Feeling on top of the world, the two return to their office where a beautiful woman named Ulla soon appears. She wants to audition for a role even though they haven’t posted auditions yet. Looking at her, they decide they'll gladly make an exception. She not only gets a role but gets hired as their secretary.
"We may be sitting down, but I assure you we're both giving you a standing ovation," Max says after Ulla's sexy performance leaves them rather breathless.
With rights to the script and a bad director on board, Max begins the process of raising the money. Leo asks how much of their own money will they have to put into the show.
“There are two rules for being a Broadway producer,” explained Max. “Rule number 1 - never put your own money in a show. Rule number 2 - never put your own money into a show.”
Instead, Max raises money the old fashioned way - literally - by playing gigolo to wealthy old ladies. Lots of them in fact; all remembered by names like “Hold-Me-Touch-Me” and “Lick-me Bite Me.” He isn’t proud of the system he has in place but it works, and he soon has a safe full of cash.
Highlights of the first act include “I Wanna Be A Producer” which takes place within an extremely trippy scene involving Leo Bloom and a group of showgirls; Franz, Max, and Leo on top of the building singing German tunes; “When You Got It, Flaunt It” — Ulla’s audition song; and the outrageously funny scene inside the home of Roger De Bris in which Carmen Ghia - Roger’s assistant (played by Mark Price) become’s the production’s leading scene stealer. The entire scene from trying to convince Roger to the celebration afterwards is the play at its best.
As funny as the first act is things get even funnier when you see the actual production of Springtime for Hitler. The show’s title song is one of the show's best standout moments. Will Leo and Max succeed in creating another bomb?

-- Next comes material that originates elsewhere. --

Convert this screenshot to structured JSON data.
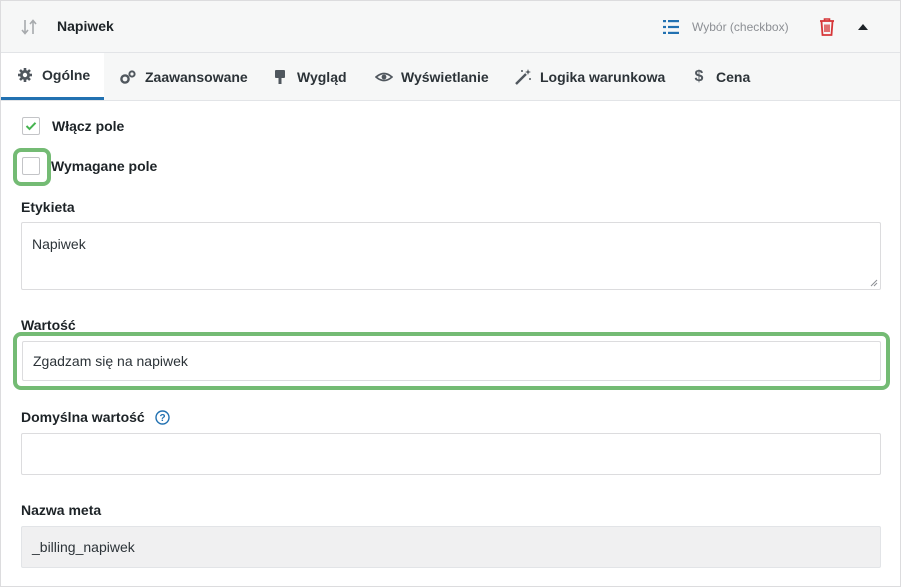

Or will their disaster be so bad people love it?
Paper Mill’s production has an outstanding cast, highlighted by Michael Kostroff who is terrific as Max Bialystock; Mark Price is hilarious as Carmen Ghia; Ashley Spencer brings tremendous sex appeal to Ulla; John Treacy Egan is fantastic as Franz Liebkind; and the showgirls are simply stunning.
Paper Mill not only lives up to its Tony, the company actually pokes fun of it! The Producers runs now through October 23 at Paper Mill Playhouse (22 Brookside Drive) in Millburn. Don’t miss it!
PHOTOS 1,2,5,8 - By Billy Bustamante. PHOTOS 3,4,6,7 by Jerry Dalia
Gary Wien has been covering the arts since 2001 and has had work published with Jersey Arts, Elmore Magazine, Princeton Magazine, Backstreets and other publications. He is a three-time winner of the Asbury Music Award for Top Music Journalist and the author of Beyond the Palace (the first book on the history of rock and roll in Asbury Park) and Are You Listening? The Top 100 Albums of 2001-2010 by New Jersey Artists. In addition, he runs New Jersey Stage and the online radio station The Penguin Rocks. He can be contacted at firstname.lastname@example.org.